WELLINGTON, June 29 (Xinhua) -- New Zealand Minister of Health Jonathan Coleman launched a national strategy on Thursday which aims to lift the rate of deceased organ donations and therefore increase the number of people who can receive a transplant.
The Deceased Organ Donation and Transplantation National Strategy follow wide public consultation and work with the sector.
"Organ transplantation is a life-saving treatment that is often the best, or only, option for people with organ failure. It can not only improve a person's quality of life, but also their life expectancy," Coleman said in a release.
"For example, for someone with end stage kidney disease they either need a transplant or hundreds of hours of dialysis each year," he said, adding that a record number of organ transplants were carried out in 2016, with 61 deceased donors providing 181 organs to be transplanted.
"We've been making great strides in the area, with the rate increasing by 57 percent in the past four years, but our rates are relatively low compared with other countries which highlights that there's room for improvement," Coleman said.

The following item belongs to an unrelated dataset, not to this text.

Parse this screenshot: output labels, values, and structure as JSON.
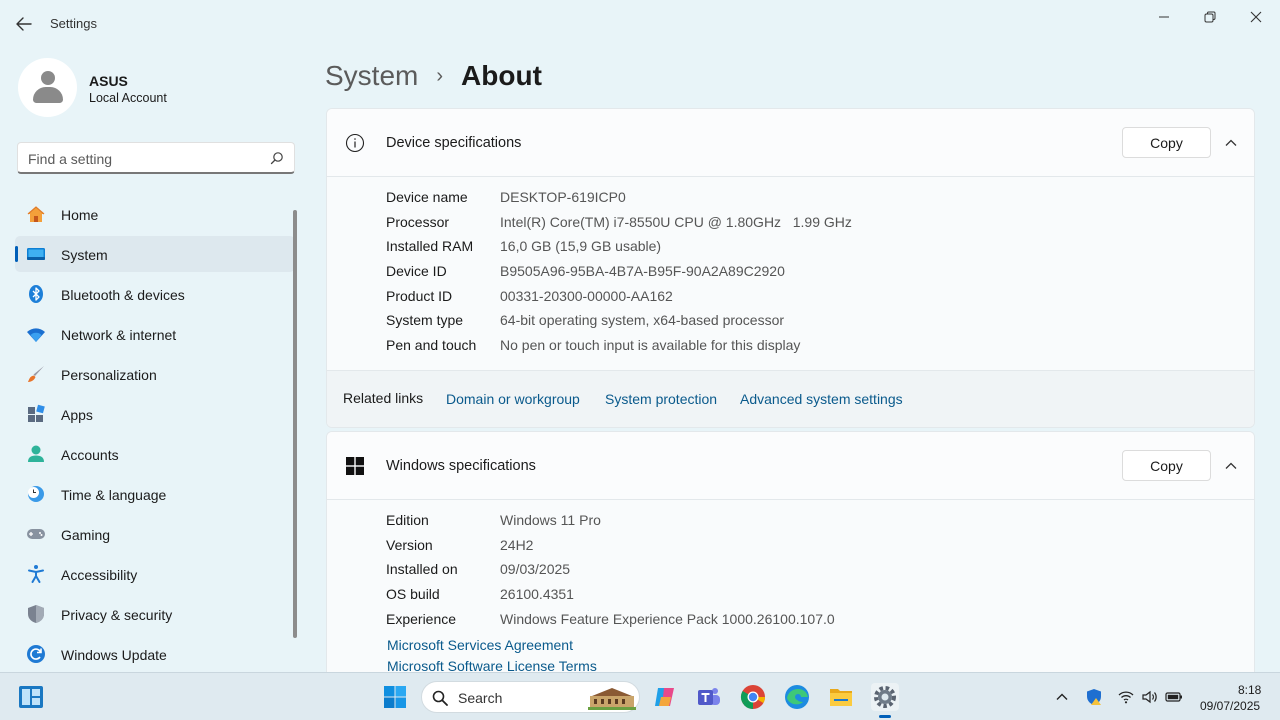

The strategy's priorities include: to further increase public awareness of organ donation, make it easier for people to register, update and share their wish to donate with family and clinicians and increase the hospital-based capacity for deceased organ donation to take place.
It also stresses to empower intensive care staff to discuss the organ donation process, establish a national agency to lead the implementation of the strategy, and have a clear mandate to increase the rates of deceased organ donation and transplantation.
"To support this, we're investing 500,000 NZ dollars (365,850 U.S. dollars) in 2017/2018 to increase specialist medical and nursing organ donation capability within some ICUs," said Coleman, adding that the strategy complements the government's recent initiative to increase transplants through increasing live organ donations.
Budget 2017 committed 700,000 NZ dollars (512,290 U.S. dollars) a year to help remove the financial deterrent to becoming a live organ donor. The Compensation for Live Organ Donors Act will come into force by December 5, 2017.
"It means people who donate a kidney or part of a liver will be eligible for 100 percent loss of earnings compensation for up to 12 weeks from surgery while they recover," Coleman said, adding that this will further help increase the donation rates and support the overall direction of the new strategy.